adrift on a cosmic ocean

Writings on various topics (mostly technical) from Oliver Hookins and Angela Collins. We have lived in Berlin since 2009, have two kids, and have far too little time to really justify having a blog.

Seven Languages - Erlang

Posted by Oliver on the 27th of September, 2013 in category Tech
Tagged with: erlangprogrammingsevenlanguages

Well, well, well. One virtual "week" later, but two real world months later, I have finished the chapter on Erlang from Seven Languages in Seven Weeks. Based on the Git repository where I am recording my coding efforts through the book, I've been working at it for almost 11 months, which is slightly disappointing, but I have noticed during the chapter on Erlang a subtle shift in how my brain is functioning. Perhaps it is Erlang, perhaps it is the book as a whole, but I do notice that I am considering programming languages in a more balanced, perhaps philosophical way.

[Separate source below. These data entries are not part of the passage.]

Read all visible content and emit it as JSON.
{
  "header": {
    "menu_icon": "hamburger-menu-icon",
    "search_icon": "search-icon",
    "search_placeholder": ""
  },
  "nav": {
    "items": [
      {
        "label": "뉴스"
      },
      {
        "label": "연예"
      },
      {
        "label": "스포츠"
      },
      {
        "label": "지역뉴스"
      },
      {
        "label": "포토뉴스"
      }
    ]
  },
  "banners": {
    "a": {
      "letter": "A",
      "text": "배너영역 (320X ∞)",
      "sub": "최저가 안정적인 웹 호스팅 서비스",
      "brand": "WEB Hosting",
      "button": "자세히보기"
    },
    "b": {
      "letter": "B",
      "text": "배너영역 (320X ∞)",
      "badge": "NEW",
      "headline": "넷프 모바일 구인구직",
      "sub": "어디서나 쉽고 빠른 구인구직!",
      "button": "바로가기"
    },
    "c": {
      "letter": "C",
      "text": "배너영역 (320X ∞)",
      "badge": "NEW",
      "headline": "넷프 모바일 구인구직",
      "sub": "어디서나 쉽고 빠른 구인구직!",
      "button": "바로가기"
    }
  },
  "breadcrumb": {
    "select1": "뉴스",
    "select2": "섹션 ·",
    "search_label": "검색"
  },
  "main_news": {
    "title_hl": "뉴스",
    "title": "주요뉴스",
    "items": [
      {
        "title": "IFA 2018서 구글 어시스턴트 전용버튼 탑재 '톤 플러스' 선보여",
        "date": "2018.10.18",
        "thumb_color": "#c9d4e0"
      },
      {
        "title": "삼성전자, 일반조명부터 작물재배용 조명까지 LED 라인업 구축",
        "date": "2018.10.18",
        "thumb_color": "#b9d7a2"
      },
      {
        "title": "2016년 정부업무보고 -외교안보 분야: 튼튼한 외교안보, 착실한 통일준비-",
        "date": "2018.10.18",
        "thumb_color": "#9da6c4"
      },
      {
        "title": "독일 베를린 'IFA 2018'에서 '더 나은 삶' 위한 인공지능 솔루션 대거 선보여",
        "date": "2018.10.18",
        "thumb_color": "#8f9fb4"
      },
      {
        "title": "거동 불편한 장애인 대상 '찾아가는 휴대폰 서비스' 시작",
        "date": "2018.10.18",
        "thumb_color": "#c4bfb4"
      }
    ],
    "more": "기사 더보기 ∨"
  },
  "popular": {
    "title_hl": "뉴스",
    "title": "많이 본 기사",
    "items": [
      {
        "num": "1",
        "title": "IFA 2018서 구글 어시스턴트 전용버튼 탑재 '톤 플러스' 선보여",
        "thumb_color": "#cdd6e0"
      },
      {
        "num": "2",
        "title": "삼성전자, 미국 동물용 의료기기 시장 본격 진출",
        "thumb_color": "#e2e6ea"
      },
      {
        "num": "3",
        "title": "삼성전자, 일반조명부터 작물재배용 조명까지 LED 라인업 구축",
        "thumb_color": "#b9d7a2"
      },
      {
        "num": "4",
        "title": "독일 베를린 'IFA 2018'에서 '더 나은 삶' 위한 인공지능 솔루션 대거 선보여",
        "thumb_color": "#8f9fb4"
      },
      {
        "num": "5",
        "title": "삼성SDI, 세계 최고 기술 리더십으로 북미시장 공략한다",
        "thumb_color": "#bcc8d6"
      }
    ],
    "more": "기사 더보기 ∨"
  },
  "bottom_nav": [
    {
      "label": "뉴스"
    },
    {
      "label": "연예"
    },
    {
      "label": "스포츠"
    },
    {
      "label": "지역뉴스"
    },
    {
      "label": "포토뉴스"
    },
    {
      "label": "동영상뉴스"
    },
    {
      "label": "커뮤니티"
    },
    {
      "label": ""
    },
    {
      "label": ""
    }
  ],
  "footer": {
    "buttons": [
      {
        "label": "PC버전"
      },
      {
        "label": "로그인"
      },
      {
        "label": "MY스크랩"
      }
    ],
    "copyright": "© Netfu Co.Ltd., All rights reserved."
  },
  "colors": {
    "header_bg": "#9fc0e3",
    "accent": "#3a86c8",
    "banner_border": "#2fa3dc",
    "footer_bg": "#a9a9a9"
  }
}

After five chapters it is starting to become evident that the languages were presented in a very well-crafted order. Ruby is undeniably the easiest and most familiar to the hordes of programmers out there largely experienced in imperative or even vaguely C-like syntax languages. As a side-note, since we are hosting several RailsGirls teams in the building, we recently started a "book club" going through this book chapter by chapter with these new software developers and some of my coworkers. It is proving very stimulating discussing languages, especially when we have different opinions about them and different experiences. I'm looking forward to hearing others share their delight in features I've hated, and vice versa.

So far we have only just finished Ruby and started on Io (which I covered what feels like an age ago). From there it gets progressively more diverse, more challenging by the chapter but each time you reach a new language your thinking has been altered in such a way that the challenges are within reach. This is perhaps a bit abstract so I'll get back to talking about Erlang, and perhaps my point will become clear.

I find it terribly ironic that I almost bitterly finished the chapter on Prolog, thankful I'd never see that syntax or computing model again, and found it staring my in the face with Erlang. Erlang originally grew out of Prolog so a lot of the syntax is very similar, but somehow after conquering the chapter on Prolog previously, the problems framed around learning Erlang didn't seem as hard.

That being said, familiarity with the basic syntax only got me so far. The concurrency model, OTP services and supervisors/monitors are a lot to wrap your head around and I found this chapter utterly mind-bending, but in a good way. I gave myself plenty of time (about two months in total) but made sure I finished every exercise, and I believe it was well worth the effort, as I feel I have a much better understanding of how it all works now. It's not a language I would reach for instinctively, but at least I feel I could navigate my way around it (and we do in fact have some services written in Erlang at SoundCloud). It does intrigue me to know that robust services such as CouchDB and the latest Chef Server have been written successfully in this language.

What specifically did I find interesting about the language?

  • The use of Prolog-inspired pattern-matching, guard statements and the catch-all underscore all make for some very interesting ways of expressing data-driven decision-making or branching.
  • Function overloading by using different pattern matchers in the input parameters.
  • The actor- and message-based concurrency model.
  • The various ways of linking and monitoring processes to ensure they robustly resist entire system failure.
  • Atoms. I'm not sure what I make of them exactly - they feel a bit like symbols in Ruby, but evidently have a much wider namespace as you can register a process with an atom as its name, then refer to it in different places to where you registered it. But they are definitely convenient.
  • The fact that you can send messages asynchronously or synchronously, either by expecting a response only as a return message to another process, or by waiting for return value.
  • The slightly different syntax to io:format.
  • How you have to do something that feels like force-quitting the Erlang VM to exit (Ctrl-C then q).

Of course these are all observations based on very beginner-usage of Erlang. It has its differences which I find both challenging and interesting, not necessarily flaws. If you're playing along at home, feel free to check out the code I managed to create while working through this chapter, and of course I'm always interested to read your opinions on the subject so feel free to leave a comment. Onward and upward to Clojure!

© 2010-2018 Oliver Hookins and Angela Collins